The return of wolves to the contiguous United States is one of the most notable success stories of wildlife conservation.
Once the most widespread carnivore on Earth, wolves were eradicated for centuries across Europe, and early immigrants to North America brought with them their cultural prejudice and fear of the species. Since that time, this important keystone species—an animal vital to the structure and integrity of its ecological community—has been both targeted for extermination and revered as a symbol of wilderness. Despite near total eradication in the lower 48 states, wolves are on the road to recovery thanks to protection afforded them under the Endangered Species Act (ESA) and to efforts by Defenders of Wildlife and other partner conservation organizations, tribes, state and federal agencies and citizen activists.
Wolves once roamed across the North American continent, from the Atlantic to the Pacific coast and from Canada and Alaska’s low Arctic to Mexico’s Central Plateau. Together, two species, the gray wolf (Canis lupus) and the red wolf (Canis rufus), may have numbered 400,000 or more before European settlement (Leonard et al. 2005). Misconceptions rooted in myth and folklore, along with concerns over competition between people and wolves for wild game and livestock, contributed to negative attitudes toward wolves.
Shortly after Europeans arrived, human intolerance led to aggressive eradication programs that eliminated wolves from most of their former range. Populations survived in Canada and Alaska, but in the lower 48 states, the only wolves left by the 1960s were gray wolves in northern Minnesota, Michigan’s Isle Royale National Park in Lake Superior and red wolves in a small portion of Texas and Louisiana (Mech 1995).
A change in attitude
As the last wolves were eradicated from the western United States in the early 20th century, pioneers in the study of this persecuted species—scientists like Ernest Thompson Seton, Stanley P. Young, Adolph Murie and Aldo Leopold—warned that the loss of wolves would result in widespread damage to the environment. The concerns of these researchers (now considered the fathers of modern wolf conservation) were eventually adopted by the emerging environmental movement gaining momentum nationwide in the 1960s and 1970s.
National campaigns, movies and popular stories also fostered increasingly favorable attitudes toward wolves. The International Wolf Center and the Science Museum of Minnesota mounted “Wolves and Humans,” a traveling exhibit seen by more than 2.5 million people in 18 U.S. and Canadian cities in nine years on the road. Books like Farley Mowat’s “Never Cry Wolf,” released in 1963 and adapted for a 1983 feature film, and Barry Lopez’s “Of Wolves and Men,” a 1978 National Book Award finalist, were widely read and acclaimed.
Fueled by this positive shift in public attitude toward these top predators, the recovery of wolves in the United States began to accelerate (Musiani and Paquet 2004).
Protections pave way for recovery
Wolves were first formally designated as “endangered” in 1967 under an earlier and much weaker version of today’s ESA that provided no protection against lethal wolf control.
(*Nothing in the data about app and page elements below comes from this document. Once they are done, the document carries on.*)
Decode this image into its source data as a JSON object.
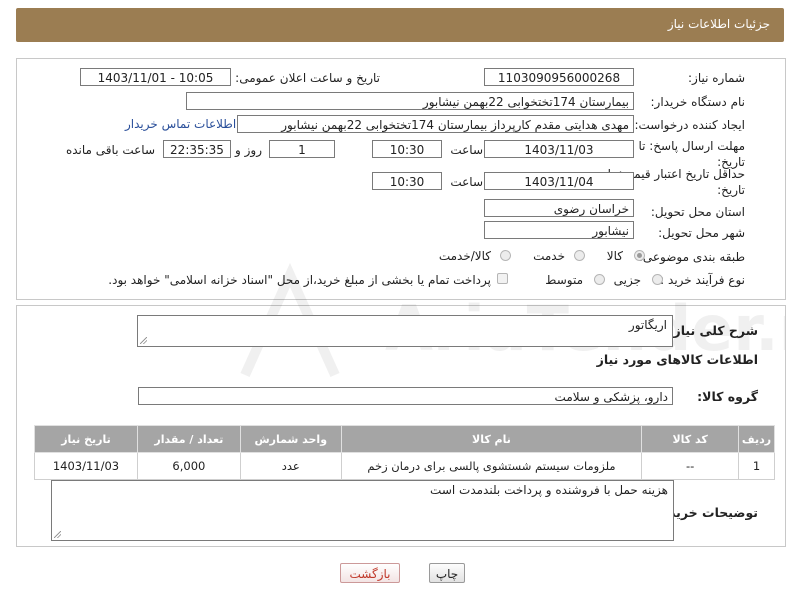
{
  "header": {
    "title": "جزئیات اطلاعات نیاز"
  },
  "form": {
    "need_number_label": "شماره نیاز:",
    "need_number": "1103090956000268",
    "announce_label": "تاریخ و ساعت اعلان عمومی:",
    "announce_value": "1403/11/01 - 10:05",
    "buyer_org_label": "نام دستگاه خریدار:",
    "buyer_org": "بیمارستان 174تختخوابی 22بهمن نیشابور",
    "creator_label": "ایجاد کننده درخواست:",
    "creator": "مهدی هدایتی مقدم کارپرداز بیمارستان 174تختخوابی 22بهمن نیشابور",
    "contact_link": "اطلاعات تماس خریدار",
    "reply_deadline_label": "مهلت ارسال پاسخ: تا تاریخ:",
    "reply_date": "1403/11/03",
    "time_label": "ساعت",
    "reply_time": "10:30",
    "days_value": "1",
    "days_label": "روز و",
    "remaining_time": "22:35:35",
    "remaining_label": "ساعت باقی مانده",
    "price_validity_label": "حداقل تاریخ اعتبار قیمت: تا تاریخ:",
    "price_date": "1403/11/04",
    "price_time": "10:30",
    "province_label": "استان محل تحویل:",
    "province": "خراسان رضوی",
    "city_label": "شهر محل تحویل:",
    "city": "نیشابور",
    "category_label": "طبقه بندی موضوعی:",
    "category_options": [
      "کالا",
      "خدمت",
      "کالا/خدمت"
    ],
    "category_selected": "کالا",
    "process_label": "نوع فرآیند خرید :",
    "process_options": [
      "جزیی",
      "متوسط"
    ],
    "payment_note": "پرداخت تمام یا بخشی از مبلغ خرید،از محل \"اسناد خزانه اسلامی\" خواهد بود."
  },
  "details": {
    "summary_label": "شرح کلی نیاز:",
    "summary": "اریگاتور",
    "goods_info_title": "اطلاعات کالاهای مورد نیاز",
    "goods_group_label": "گروه کالا:",
    "goods_group": "دارو، پزشکی و سلامت",
    "table": {
      "headers": [
        "ردیف",
        "کد کالا",
        "نام کالا",
        "واحد شمارش",
        "تعداد / مقدار",
        "تاریخ نیاز"
      ],
      "rows": [
        [
          "1",
          "--",
          "ملزومات سیستم شستشوی پالسی برای درمان زخم",
          "عدد",
          "6,000",
          "1403/11/03"
        ]
      ]
    },
    "buyer_notes_label": "توضیحات خریدار:",
    "buyer_notes": "هزینه حمل با فروشنده و پرداخت بلندمدت است"
  },
  "buttons": {
    "print": "چاپ",
    "back": "بازگشت"
  },
  "watermark_text": "AriaTender.net",
  "colors": {
    "header_bg": "#9b7d52",
    "table_header_bg": "#a5a5a5",
    "link": "#2a4f9a",
    "back_btn_text": "#c0392b"
  }
}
When the current ESA was enacted in 1973, all the species listed as endangered under the earlier law, including gray and red wolves, were automatically listed as endangered under the new, much more protective law.
The U.S. Fish and Wildlife Service (FWS) designated red wolves as endangered and gray wolves as threatened in Minnesota and endangered in the rest of the lower 48 states. Thanks to these protections, gray wolf populations in Minnesota increased significantly and dispersed into Wisconsin and Michigan.
In 1987, FWS released captive-bred red wolves in northeastern North Carolina. Meanwhile, out west the prohibition under the 1973 ESA of hunting, trapping, harassing or otherwise harming wolves allowed the predators to slowly expand their range south of the Canadian border. Defenders helped win support for further wolf expansion and acceptance through programs to reimburse ranchers for livestock losses and to prevent losses in the first place. Wolf recovery in the Northern Rockies then got a huge boost in 1995 when FWS released gray wolves from Canada into Yellowstone National Park and central Idaho. And finally, in 1998, FWS released captive-bred Mexican gray wolves into a remote area in Arizona.
The public remains fascinated with wolves. Tourists from all over the world flock to Yellowstone and other wolf habitats, substantially benefiting local economies. With the successful restoration of wolves to key areas like Yellowstone and central Idaho, and their tentative return to the Southwest, modern science is now proving what Seton, Young, Murie and Leopold understood so long ago: Wolves have significant and important influences on other species and their environment (Smith et al. 2003, Ripple and Beschta 2012).